3 Funds That Are Worse Than They Look
Don't let these funds' stellar recent returns obscure their underlying deficiencies.
Susan Dziubinski: In a video that aired a couple of weeks ago, we examined three funds that were better than they looked. All three had lousy star ratings but strong fund analyst ratings. Today, we're doing just the opposite. We're looking at three funds that aren't as good as they might first look. These funds all earn 5-star ratings but just Neutral fund analyst ratings.
Robby Greengold: Fidelity OTC is a large-cap growth fund that currently earns 5 stars. That's a reflection of excellent historical performance relative to its category. For example, the fund beat 95% of its category over the past five years. And that outperformance is mostly attributed to bold bets made at the stock level. For example, the fund held a hefty stake in Tesla from 2016 to mid-2017. That was an excellent time to be in the stock.
And there have been been other examples of stellar stock-picking as well, but the manager responsible for those picks is no longer at the firm. The strategy is now in the hands of Chris Lin, who is a seasoned tech analyst but lacks experience running a diversified portfolio. And this is a big strategy with more than $20 billion tied to it. That explains our Morningstar Analyst Rating of Neutral. Lin hasn't proven himself yet on a strategy of this size and scope. We're waiting to see how he tackles portfolio construction, how well he manages risk, and how he executes day to day on this mandate that is still new for him.

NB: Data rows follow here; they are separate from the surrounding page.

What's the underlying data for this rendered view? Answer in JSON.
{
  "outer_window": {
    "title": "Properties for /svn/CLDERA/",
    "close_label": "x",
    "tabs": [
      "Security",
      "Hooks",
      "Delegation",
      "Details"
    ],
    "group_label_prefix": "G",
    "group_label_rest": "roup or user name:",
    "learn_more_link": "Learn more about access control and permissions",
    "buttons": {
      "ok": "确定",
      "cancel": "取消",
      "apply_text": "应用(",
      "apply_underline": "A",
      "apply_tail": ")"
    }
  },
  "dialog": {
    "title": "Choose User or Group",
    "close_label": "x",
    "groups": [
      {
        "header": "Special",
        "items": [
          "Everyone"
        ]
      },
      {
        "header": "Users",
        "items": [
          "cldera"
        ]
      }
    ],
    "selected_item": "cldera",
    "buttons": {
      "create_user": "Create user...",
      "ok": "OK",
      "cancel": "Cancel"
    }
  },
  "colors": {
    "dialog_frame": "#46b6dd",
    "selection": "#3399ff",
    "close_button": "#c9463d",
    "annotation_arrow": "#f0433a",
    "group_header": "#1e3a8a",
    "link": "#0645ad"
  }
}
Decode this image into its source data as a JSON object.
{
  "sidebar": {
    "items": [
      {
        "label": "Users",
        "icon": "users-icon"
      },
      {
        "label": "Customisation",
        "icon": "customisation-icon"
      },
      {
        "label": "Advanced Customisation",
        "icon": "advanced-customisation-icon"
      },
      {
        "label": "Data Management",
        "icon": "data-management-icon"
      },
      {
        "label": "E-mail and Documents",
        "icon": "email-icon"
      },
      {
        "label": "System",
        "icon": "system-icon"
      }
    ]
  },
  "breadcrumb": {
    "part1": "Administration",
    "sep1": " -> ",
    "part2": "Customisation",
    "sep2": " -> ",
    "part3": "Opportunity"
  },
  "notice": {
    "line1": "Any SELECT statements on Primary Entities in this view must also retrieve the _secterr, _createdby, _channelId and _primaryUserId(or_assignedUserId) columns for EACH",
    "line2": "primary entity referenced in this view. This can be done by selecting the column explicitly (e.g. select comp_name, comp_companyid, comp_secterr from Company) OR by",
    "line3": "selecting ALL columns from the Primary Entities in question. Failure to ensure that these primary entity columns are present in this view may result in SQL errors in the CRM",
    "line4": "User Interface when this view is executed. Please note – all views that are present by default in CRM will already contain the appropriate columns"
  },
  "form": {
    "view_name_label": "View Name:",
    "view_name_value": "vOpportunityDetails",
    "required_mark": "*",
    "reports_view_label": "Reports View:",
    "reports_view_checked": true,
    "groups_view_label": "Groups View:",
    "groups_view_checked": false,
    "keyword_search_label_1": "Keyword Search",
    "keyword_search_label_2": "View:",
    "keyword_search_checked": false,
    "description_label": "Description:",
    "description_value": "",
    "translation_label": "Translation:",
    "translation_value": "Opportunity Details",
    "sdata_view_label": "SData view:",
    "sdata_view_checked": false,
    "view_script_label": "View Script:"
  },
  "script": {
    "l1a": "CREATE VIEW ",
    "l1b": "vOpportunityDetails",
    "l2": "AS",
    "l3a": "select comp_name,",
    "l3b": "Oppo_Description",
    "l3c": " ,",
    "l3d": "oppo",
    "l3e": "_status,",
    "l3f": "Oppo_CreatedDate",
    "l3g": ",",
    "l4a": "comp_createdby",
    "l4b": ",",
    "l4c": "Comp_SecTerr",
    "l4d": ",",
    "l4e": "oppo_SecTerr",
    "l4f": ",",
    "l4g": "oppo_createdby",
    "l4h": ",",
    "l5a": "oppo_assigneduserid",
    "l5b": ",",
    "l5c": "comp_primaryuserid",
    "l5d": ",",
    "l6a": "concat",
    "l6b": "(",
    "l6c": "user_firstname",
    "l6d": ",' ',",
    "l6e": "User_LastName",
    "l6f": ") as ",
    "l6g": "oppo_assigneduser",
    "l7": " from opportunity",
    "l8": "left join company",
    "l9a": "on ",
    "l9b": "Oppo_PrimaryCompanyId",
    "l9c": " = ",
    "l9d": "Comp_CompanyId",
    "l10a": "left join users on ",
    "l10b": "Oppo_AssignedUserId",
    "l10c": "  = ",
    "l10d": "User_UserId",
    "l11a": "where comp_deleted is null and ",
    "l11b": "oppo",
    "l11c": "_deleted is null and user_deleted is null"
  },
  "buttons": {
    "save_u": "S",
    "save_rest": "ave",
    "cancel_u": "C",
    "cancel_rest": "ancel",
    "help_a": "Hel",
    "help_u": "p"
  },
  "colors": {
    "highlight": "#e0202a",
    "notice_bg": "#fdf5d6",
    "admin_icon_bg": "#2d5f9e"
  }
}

Connor Young: Neutral-rated MFS Core Equity is an analyst-run fund. The analyst team that picks stocks here is deep in experience, but the investment approach in place has no clear advantage. The portfolio's industry weightings are kept in line with those of the Russell 3000 Index. While the analysts, who each focus on particular industries, select stocks to fill their industries' weightings in the portfolio.
This industry-neutral approach limits the strategy's sources of excess return when compared with other offerings that benefit from skilled managers and more flexible mandates, including many offered by MFS that tap this research team to a great degree.
And to be sure, the strategy has delivered great results but has a pronounced growth tilt, and that's been a significant advantage as growth stocks have led the way recently. It's uncertain whether this fund could replicate its success in a less growth-oriented environment. Plus, middling fees provide no advantage.
Nick Watson: Neutral-rated Delaware Smid Cap Growth has delivered impressive absolute returns over lead manager Alex Ely's tenure. But its aggressive growth portfolio has delivered it's share of ups and downs. Ely and his team invest in fast-growing firms and have a tolerance for high valuations. It's significantly more growth-oriented than the Russell 2500 Growth Index and the typical small-growth Morningstar Category peer.
And with 30 to 40 names, it courts a considerable amount of stock-specific risk. The fund's growth orientation has helped it recently, but that hasn't always been the case. In the second half of 2016, for instance, when value stocks were in favor, the fund lagged the Russell 2500 Growth Index by 15 percentage points. That sort of volatility has been characteristic over Ely's tenure, especially in down markets, where the fund has tended to lose significantly more than the index. The volatile pattern of performance suggests that this is a fund that would likely struggle to navigate an inflection point in the market.
Susan Dziubinski does not own (actual or beneficial) shares in any of the securities mentioned above. Find out about Morningstar’s editorial policies.